THE DATA =>
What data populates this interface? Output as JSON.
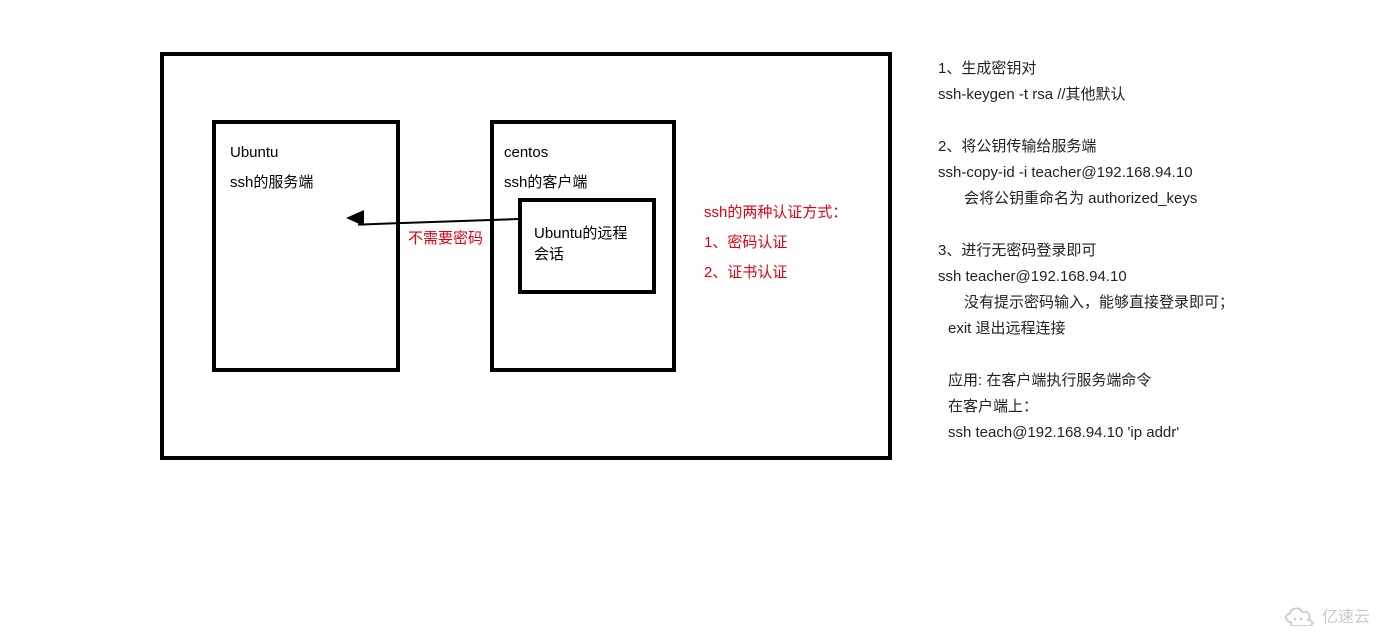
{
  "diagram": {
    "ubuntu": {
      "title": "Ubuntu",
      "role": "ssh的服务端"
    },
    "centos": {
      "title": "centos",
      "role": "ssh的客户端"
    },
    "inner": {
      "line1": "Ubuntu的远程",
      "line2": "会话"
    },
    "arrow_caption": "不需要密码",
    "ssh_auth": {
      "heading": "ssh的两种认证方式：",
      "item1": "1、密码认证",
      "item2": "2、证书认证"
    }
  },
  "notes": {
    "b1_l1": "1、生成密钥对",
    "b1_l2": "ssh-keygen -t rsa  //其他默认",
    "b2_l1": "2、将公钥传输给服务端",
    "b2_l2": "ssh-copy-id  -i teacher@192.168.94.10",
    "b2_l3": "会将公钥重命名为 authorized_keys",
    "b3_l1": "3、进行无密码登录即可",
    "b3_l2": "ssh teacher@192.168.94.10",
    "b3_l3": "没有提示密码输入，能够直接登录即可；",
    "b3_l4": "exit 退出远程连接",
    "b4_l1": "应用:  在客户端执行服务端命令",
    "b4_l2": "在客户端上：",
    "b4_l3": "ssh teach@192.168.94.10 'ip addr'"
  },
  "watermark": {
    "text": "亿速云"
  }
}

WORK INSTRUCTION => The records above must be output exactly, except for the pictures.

ANSWER TO THIS EXERCISE =>
What data populates this interface? Output as JSON.
{
  "diagram": {
    "ubuntu": {
      "title": "Ubuntu",
      "role": "ssh的服务端"
    },
    "centos": {
      "title": "centos",
      "role": "ssh的客户端"
    },
    "inner": {
      "line1": "Ubuntu的远程",
      "line2": "会话"
    },
    "arrow_caption": "不需要密码",
    "ssh_auth": {
      "heading": "ssh的两种认证方式：",
      "item1": "1、密码认证",
      "item2": "2、证书认证"
    }
  },
  "notes": {
    "b1_l1": "1、生成密钥对",
    "b1_l2": "ssh-keygen -t rsa  //其他默认",
    "b2_l1": "2、将公钥传输给服务端",
    "b2_l2": "ssh-copy-id  -i teacher@192.168.94.10",
    "b2_l3": "会将公钥重命名为 authorized_keys",
    "b3_l1": "3、进行无密码登录即可",
    "b3_l2": "ssh teacher@192.168.94.10",
    "b3_l3": "没有提示密码输入，能够直接登录即可；",
    "b3_l4": "exit 退出远程连接",
    "b4_l1": "应用:  在客户端执行服务端命令",
    "b4_l2": "在客户端上：",
    "b4_l3": "ssh teach@192.168.94.10 'ip addr'"
  },
  "watermark": {
    "text": "亿速云"
  }
}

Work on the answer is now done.